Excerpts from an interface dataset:
- Opening Delimiter -

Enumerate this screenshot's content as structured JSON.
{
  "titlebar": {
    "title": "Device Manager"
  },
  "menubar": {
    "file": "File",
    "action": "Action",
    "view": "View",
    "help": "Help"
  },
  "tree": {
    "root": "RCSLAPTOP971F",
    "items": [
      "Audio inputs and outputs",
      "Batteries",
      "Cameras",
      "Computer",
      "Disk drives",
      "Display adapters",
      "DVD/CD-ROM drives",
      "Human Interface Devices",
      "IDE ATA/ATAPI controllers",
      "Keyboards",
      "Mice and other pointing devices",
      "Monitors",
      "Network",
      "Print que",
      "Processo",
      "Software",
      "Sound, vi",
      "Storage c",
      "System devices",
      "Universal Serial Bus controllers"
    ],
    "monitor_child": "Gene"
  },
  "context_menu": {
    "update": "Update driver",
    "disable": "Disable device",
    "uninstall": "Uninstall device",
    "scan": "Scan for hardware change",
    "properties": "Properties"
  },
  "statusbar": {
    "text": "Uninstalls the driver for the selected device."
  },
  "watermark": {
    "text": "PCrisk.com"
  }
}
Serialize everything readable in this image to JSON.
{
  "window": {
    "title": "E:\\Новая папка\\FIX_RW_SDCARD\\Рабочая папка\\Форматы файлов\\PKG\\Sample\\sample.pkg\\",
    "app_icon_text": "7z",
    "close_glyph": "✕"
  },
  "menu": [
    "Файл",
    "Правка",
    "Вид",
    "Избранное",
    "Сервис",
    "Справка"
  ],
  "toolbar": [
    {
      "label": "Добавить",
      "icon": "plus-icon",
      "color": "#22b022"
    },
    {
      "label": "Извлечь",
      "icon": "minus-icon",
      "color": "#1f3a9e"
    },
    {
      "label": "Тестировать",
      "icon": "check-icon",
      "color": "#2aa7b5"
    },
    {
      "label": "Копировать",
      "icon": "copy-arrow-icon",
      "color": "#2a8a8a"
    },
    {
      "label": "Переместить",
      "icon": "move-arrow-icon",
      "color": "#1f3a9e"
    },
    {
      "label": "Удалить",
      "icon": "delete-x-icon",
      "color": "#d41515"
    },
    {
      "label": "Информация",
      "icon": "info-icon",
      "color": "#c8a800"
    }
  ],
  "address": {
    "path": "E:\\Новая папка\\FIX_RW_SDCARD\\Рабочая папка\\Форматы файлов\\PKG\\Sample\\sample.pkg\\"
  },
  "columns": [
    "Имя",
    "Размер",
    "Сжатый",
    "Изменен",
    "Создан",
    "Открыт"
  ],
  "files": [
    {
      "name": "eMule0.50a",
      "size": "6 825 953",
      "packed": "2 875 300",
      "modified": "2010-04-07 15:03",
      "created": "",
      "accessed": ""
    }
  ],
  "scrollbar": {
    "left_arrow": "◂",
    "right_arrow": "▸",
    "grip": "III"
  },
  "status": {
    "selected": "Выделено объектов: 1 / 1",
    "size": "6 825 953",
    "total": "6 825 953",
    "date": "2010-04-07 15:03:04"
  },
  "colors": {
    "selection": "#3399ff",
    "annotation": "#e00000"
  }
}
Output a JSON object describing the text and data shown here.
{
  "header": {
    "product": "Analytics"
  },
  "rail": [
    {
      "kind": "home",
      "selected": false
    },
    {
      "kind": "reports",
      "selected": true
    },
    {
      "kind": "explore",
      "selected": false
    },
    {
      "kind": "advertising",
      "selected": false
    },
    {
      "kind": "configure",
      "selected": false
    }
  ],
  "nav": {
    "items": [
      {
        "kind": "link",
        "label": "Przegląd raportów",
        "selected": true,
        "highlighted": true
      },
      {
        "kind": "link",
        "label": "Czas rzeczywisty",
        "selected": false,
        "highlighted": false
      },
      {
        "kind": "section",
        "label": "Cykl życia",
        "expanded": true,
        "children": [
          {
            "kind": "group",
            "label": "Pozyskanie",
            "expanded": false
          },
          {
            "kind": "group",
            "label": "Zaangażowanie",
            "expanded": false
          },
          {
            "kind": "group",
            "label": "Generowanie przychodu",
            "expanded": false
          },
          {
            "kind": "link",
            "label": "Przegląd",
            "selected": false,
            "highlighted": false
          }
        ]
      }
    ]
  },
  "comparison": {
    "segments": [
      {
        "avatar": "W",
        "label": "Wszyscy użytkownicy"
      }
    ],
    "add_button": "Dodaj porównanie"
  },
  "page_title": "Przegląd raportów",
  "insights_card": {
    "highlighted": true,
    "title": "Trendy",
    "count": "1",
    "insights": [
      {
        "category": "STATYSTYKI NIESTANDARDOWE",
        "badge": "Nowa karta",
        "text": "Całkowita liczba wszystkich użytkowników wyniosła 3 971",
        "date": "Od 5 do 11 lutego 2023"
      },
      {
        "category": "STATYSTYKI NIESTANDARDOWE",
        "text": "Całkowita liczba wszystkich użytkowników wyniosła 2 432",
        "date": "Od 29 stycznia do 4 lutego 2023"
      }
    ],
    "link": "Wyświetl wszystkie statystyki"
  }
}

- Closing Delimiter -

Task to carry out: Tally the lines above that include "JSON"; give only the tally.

Worked solution: 3